PROBLEM — Write out each line of the entries below that holds the word "Subcounty".

INFORMATION SUPPLIED —
_ _ _

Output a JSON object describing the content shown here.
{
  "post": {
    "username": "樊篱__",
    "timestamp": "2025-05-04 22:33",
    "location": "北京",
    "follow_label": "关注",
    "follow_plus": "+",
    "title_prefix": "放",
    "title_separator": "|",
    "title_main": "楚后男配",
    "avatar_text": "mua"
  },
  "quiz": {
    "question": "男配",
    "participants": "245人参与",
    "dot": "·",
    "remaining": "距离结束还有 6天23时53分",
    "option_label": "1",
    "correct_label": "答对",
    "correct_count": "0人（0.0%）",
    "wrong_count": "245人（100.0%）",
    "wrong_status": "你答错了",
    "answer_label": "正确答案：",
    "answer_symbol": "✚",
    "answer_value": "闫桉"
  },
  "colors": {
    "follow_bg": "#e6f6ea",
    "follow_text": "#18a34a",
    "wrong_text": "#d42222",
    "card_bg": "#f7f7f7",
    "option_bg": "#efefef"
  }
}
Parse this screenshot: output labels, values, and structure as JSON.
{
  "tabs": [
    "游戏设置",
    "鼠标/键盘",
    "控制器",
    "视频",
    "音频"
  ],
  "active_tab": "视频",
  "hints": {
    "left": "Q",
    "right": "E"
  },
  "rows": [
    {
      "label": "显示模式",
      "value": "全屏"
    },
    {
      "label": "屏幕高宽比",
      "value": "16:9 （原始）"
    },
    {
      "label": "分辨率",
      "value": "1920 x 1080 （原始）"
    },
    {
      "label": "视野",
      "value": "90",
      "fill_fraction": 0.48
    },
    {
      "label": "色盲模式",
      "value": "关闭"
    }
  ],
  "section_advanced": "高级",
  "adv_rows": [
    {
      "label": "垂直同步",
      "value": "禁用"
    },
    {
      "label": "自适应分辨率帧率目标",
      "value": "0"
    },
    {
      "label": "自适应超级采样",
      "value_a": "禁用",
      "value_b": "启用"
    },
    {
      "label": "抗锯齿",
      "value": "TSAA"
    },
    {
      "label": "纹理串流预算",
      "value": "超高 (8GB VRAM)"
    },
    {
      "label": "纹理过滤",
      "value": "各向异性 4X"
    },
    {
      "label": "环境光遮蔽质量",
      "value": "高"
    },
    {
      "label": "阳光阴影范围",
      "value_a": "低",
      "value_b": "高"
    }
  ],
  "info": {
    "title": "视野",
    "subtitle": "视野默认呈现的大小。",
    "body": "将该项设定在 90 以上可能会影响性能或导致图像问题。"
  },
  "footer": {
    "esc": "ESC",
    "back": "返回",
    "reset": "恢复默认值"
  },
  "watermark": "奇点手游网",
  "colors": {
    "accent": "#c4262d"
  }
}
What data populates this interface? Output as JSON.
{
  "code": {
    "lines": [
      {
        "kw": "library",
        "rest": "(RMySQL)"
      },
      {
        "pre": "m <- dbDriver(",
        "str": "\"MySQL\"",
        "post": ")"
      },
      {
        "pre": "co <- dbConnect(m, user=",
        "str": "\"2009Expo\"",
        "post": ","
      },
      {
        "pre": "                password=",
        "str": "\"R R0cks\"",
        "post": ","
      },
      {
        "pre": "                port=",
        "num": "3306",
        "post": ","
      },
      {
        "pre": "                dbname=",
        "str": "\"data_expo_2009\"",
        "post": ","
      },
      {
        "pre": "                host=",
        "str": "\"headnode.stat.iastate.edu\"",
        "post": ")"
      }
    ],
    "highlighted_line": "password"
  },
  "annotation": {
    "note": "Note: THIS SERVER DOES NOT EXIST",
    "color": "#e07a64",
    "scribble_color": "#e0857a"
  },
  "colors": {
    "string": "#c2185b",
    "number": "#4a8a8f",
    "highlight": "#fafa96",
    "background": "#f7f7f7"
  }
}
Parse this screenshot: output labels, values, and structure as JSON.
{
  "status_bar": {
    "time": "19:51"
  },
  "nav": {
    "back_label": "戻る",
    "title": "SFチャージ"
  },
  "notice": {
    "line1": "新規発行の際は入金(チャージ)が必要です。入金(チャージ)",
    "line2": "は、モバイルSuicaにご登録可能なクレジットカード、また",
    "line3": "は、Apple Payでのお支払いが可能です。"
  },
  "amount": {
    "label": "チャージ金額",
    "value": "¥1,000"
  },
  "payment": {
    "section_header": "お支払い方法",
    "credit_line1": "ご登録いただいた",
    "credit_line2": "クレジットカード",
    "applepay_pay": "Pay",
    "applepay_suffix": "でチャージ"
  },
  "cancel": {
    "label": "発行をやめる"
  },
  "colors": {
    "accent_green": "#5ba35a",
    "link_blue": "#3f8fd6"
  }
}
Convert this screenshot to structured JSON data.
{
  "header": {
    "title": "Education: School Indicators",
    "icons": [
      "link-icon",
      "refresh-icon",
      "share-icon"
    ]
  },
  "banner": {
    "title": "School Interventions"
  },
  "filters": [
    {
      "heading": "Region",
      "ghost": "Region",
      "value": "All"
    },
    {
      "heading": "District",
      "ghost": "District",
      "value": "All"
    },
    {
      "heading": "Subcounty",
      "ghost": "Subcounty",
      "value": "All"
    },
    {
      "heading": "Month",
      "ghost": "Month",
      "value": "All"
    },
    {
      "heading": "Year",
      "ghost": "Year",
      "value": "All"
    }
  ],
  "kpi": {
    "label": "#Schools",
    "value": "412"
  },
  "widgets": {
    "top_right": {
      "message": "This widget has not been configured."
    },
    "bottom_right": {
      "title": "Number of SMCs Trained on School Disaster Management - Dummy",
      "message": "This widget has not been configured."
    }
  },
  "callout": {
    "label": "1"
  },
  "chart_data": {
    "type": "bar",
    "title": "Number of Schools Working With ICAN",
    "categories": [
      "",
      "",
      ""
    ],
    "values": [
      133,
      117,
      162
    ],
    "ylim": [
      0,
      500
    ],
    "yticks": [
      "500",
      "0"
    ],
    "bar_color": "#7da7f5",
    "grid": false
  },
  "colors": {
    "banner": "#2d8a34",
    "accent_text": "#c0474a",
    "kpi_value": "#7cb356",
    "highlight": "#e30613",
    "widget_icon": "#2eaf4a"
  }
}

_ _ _

YOUR SOLUTION —
      "heading": "Subcounty",
      "ghost": "Subcounty",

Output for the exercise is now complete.